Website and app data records
****************
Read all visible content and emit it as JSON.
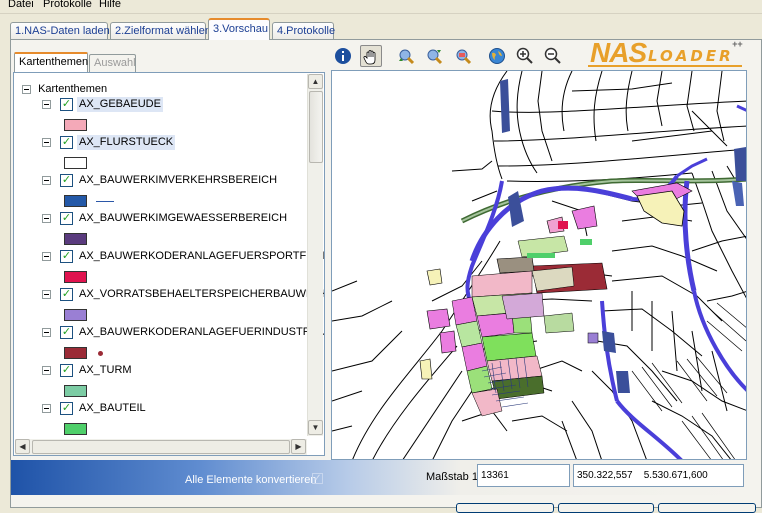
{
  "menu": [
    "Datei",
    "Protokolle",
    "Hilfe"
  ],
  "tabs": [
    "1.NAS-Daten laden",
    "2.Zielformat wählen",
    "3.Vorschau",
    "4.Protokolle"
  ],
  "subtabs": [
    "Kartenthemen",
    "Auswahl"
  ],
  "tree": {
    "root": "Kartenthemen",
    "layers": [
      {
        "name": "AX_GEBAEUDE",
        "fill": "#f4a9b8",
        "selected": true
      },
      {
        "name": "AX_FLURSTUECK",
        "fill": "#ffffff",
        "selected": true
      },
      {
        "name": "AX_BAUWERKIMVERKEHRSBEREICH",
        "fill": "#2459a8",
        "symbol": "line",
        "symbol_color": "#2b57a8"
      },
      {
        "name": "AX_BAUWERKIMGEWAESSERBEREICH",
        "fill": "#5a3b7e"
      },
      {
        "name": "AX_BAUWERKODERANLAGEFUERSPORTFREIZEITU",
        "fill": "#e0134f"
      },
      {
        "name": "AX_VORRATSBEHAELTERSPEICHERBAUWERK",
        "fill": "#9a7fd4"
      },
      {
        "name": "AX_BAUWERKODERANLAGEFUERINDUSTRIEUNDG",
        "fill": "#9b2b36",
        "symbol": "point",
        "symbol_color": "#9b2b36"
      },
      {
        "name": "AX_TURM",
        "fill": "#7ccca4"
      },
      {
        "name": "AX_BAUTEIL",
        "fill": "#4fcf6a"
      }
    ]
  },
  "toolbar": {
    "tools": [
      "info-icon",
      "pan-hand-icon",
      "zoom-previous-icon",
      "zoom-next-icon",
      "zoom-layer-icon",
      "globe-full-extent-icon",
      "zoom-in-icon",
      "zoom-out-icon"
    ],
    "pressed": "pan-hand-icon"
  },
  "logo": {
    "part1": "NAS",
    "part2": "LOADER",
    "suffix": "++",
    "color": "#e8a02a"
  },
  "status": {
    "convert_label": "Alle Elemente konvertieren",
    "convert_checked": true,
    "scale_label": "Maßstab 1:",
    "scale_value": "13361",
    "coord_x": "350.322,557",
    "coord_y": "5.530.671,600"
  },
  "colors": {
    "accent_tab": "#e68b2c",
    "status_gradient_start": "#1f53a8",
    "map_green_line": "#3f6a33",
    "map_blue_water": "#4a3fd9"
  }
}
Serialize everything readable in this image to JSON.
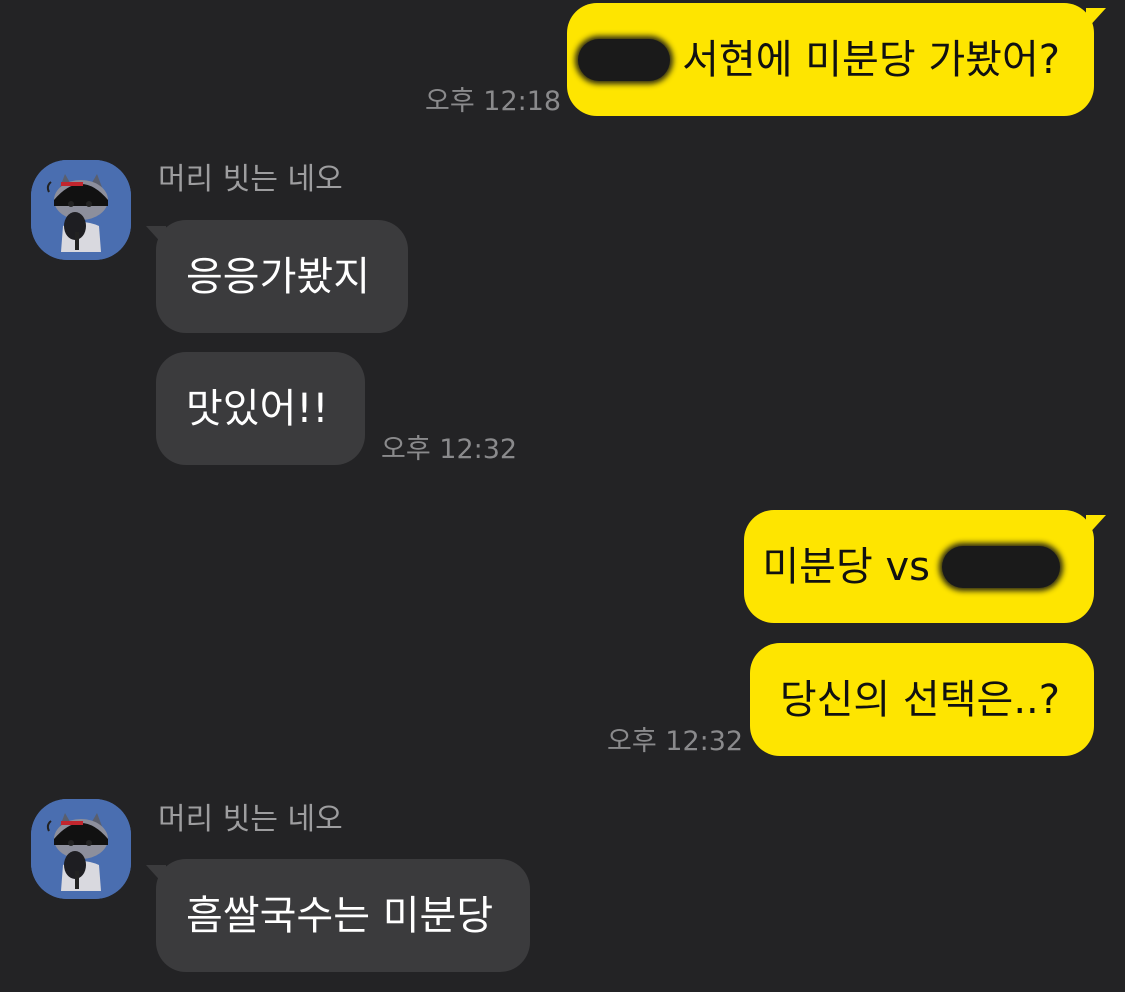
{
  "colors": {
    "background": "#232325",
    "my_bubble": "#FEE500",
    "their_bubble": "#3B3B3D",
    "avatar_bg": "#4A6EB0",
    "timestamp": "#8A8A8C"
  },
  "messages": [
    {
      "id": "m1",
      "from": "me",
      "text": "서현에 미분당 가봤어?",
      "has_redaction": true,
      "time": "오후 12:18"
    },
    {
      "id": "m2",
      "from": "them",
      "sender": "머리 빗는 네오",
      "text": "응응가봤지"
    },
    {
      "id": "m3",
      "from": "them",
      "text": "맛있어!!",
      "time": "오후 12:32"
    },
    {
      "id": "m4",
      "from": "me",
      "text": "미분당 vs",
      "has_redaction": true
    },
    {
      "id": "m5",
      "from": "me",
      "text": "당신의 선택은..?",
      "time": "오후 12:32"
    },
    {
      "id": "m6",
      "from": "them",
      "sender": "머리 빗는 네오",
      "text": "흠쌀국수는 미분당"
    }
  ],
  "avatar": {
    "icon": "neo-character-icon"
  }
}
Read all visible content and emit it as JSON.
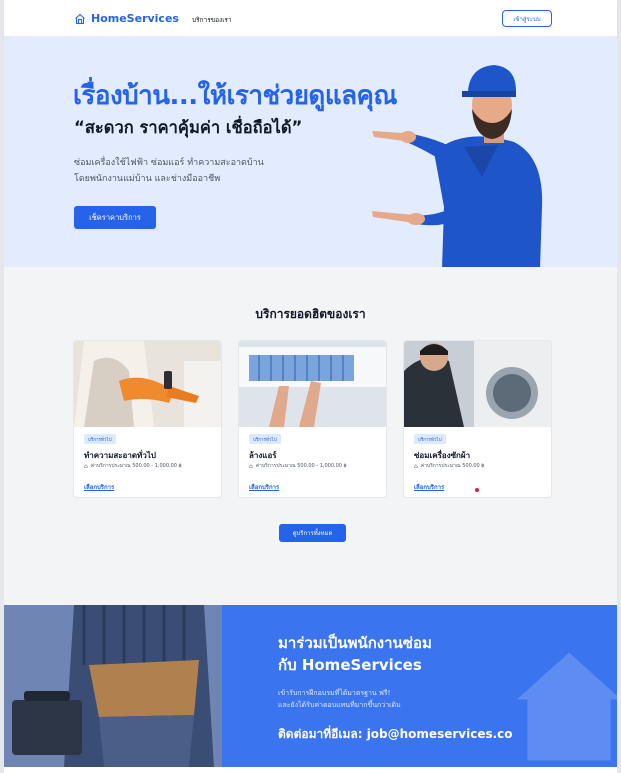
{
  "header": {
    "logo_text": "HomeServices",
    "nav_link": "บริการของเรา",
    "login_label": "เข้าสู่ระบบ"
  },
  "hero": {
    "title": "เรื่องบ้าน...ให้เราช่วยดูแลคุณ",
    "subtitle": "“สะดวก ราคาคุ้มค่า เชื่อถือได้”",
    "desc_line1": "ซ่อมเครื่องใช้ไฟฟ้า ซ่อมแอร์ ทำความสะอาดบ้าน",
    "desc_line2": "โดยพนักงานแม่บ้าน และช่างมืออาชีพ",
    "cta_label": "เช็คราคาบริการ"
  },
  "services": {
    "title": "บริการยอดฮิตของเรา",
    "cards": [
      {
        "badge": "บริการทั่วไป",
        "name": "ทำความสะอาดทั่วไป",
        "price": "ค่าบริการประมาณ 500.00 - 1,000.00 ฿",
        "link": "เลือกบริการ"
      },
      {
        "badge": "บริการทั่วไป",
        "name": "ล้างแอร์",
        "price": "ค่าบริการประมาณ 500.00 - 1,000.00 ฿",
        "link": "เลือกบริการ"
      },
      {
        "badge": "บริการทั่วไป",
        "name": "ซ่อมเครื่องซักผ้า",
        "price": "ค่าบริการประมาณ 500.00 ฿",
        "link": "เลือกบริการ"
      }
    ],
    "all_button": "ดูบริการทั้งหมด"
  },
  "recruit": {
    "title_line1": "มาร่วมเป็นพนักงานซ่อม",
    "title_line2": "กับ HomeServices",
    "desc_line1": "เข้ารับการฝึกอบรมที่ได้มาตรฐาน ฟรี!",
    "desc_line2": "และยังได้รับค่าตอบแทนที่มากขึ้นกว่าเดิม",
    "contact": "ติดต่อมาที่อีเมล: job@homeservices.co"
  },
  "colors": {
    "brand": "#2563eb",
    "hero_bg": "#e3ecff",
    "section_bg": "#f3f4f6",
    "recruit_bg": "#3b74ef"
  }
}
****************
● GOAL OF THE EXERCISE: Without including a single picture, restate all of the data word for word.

● OUTPUT FOR THIS EXERCISE:
Read all visible content and emit it as JSON.
{
  "menu": [
    "Datei",
    "Protokolle",
    "Hilfe"
  ],
  "tabs": [
    "1.NAS-Daten laden",
    "2.Zielformat wählen",
    "3.Vorschau",
    "4.Protokolle"
  ],
  "subtabs": [
    "Kartenthemen",
    "Auswahl"
  ],
  "tree": {
    "root": "Kartenthemen",
    "layers": [
      {
        "name": "AX_GEBAEUDE",
        "fill": "#f4a9b8",
        "selected": true
      },
      {
        "name": "AX_FLURSTUECK",
        "fill": "#ffffff",
        "selected": true
      },
      {
        "name": "AX_BAUWERKIMVERKEHRSBEREICH",
        "fill": "#2459a8",
        "symbol": "line",
        "symbol_color": "#2b57a8"
      },
      {
        "name": "AX_BAUWERKIMGEWAESSERBEREICH",
        "fill": "#5a3b7e"
      },
      {
        "name": "AX_BAUWERKODERANLAGEFUERSPORTFREIZEITU",
        "fill": "#e0134f"
      },
      {
        "name": "AX_VORRATSBEHAELTERSPEICHERBAUWERK",
        "fill": "#9a7fd4"
      },
      {
        "name": "AX_BAUWERKODERANLAGEFUERINDUSTRIEUNDG",
        "fill": "#9b2b36",
        "symbol": "point",
        "symbol_color": "#9b2b36"
      },
      {
        "name": "AX_TURM",
        "fill": "#7ccca4"
      },
      {
        "name": "AX_BAUTEIL",
        "fill": "#4fcf6a"
      }
    ]
  },
  "toolbar": {
    "tools": [
      "info-icon",
      "pan-hand-icon",
      "zoom-previous-icon",
      "zoom-next-icon",
      "zoom-layer-icon",
      "globe-full-extent-icon",
      "zoom-in-icon",
      "zoom-out-icon"
    ],
    "pressed": "pan-hand-icon"
  },
  "logo": {
    "part1": "NAS",
    "part2": "LOADER",
    "suffix": "++",
    "color": "#e8a02a"
  },
  "status": {
    "convert_label": "Alle Elemente konvertieren",
    "convert_checked": true,
    "scale_label": "Maßstab 1:",
    "scale_value": "13361",
    "coord_x": "350.322,557",
    "coord_y": "5.530.671,600"
  },
  "colors": {
    "accent_tab": "#e68b2c",
    "status_gradient_start": "#1f53a8",
    "map_green_line": "#3f6a33",
    "map_blue_water": "#4a3fd9"
  }
}
Serialize everything readable in this image to JSON.
{
  "colors": {
    "background": "#232325",
    "my_bubble": "#FEE500",
    "their_bubble": "#3B3B3D",
    "avatar_bg": "#4A6EB0",
    "timestamp": "#8A8A8C"
  },
  "messages": [
    {
      "id": "m1",
      "from": "me",
      "text": "서현에 미분당 가봤어?",
      "has_redaction": true,
      "time": "오후 12:18"
    },
    {
      "id": "m2",
      "from": "them",
      "sender": "머리 빗는 네오",
      "text": "응응가봤지"
    },
    {
      "id": "m3",
      "from": "them",
      "text": "맛있어!!",
      "time": "오후 12:32"
    },
    {
      "id": "m4",
      "from": "me",
      "text": "미분당 vs",
      "has_redaction": true
    },
    {
      "id": "m5",
      "from": "me",
      "text": "당신의 선택은..?",
      "time": "오후 12:32"
    },
    {
      "id": "m6",
      "from": "them",
      "sender": "머리 빗는 네오",
      "text": "흠쌀국수는 미분당"
    }
  ],
  "avatar": {
    "icon": "neo-character-icon"
  }
}
Read all visible content and emit it as JSON.
{
  "header": {
    "logo_text": "HomeServices",
    "nav_link": "บริการของเรา",
    "login_label": "เข้าสู่ระบบ"
  },
  "hero": {
    "title": "เรื่องบ้าน...ให้เราช่วยดูแลคุณ",
    "subtitle": "“สะดวก ราคาคุ้มค่า เชื่อถือได้”",
    "desc_line1": "ซ่อมเครื่องใช้ไฟฟ้า ซ่อมแอร์ ทำความสะอาดบ้าน",
    "desc_line2": "โดยพนักงานแม่บ้าน และช่างมืออาชีพ",
    "cta_label": "เช็คราคาบริการ"
  },
  "services": {
    "title": "บริการยอดฮิตของเรา",
    "cards": [
      {
        "badge": "บริการทั่วไป",
        "name": "ทำความสะอาดทั่วไป",
        "price": "ค่าบริการประมาณ 500.00 - 1,000.00 ฿",
        "link": "เลือกบริการ"
      },
      {
        "badge": "บริการทั่วไป",
        "name": "ล้างแอร์",
        "price": "ค่าบริการประมาณ 500.00 - 1,000.00 ฿",
        "link": "เลือกบริการ"
      },
      {
        "badge": "บริการทั่วไป",
        "name": "ซ่อมเครื่องซักผ้า",
        "price": "ค่าบริการประมาณ 500.00 ฿",
        "link": "เลือกบริการ"
      }
    ],
    "all_button": "ดูบริการทั้งหมด"
  },
  "recruit": {
    "title_line1": "มาร่วมเป็นพนักงานซ่อม",
    "title_line2": "กับ HomeServices",
    "desc_line1": "เข้ารับการฝึกอบรมที่ได้มาตรฐาน ฟรี!",
    "desc_line2": "และยังได้รับค่าตอบแทนที่มากขึ้นกว่าเดิม",
    "contact": "ติดต่อมาที่อีเมล: job@homeservices.co"
  },
  "colors": {
    "brand": "#2563eb",
    "hero_bg": "#e3ecff",
    "section_bg": "#f3f4f6",
    "recruit_bg": "#3b74ef"
  }
}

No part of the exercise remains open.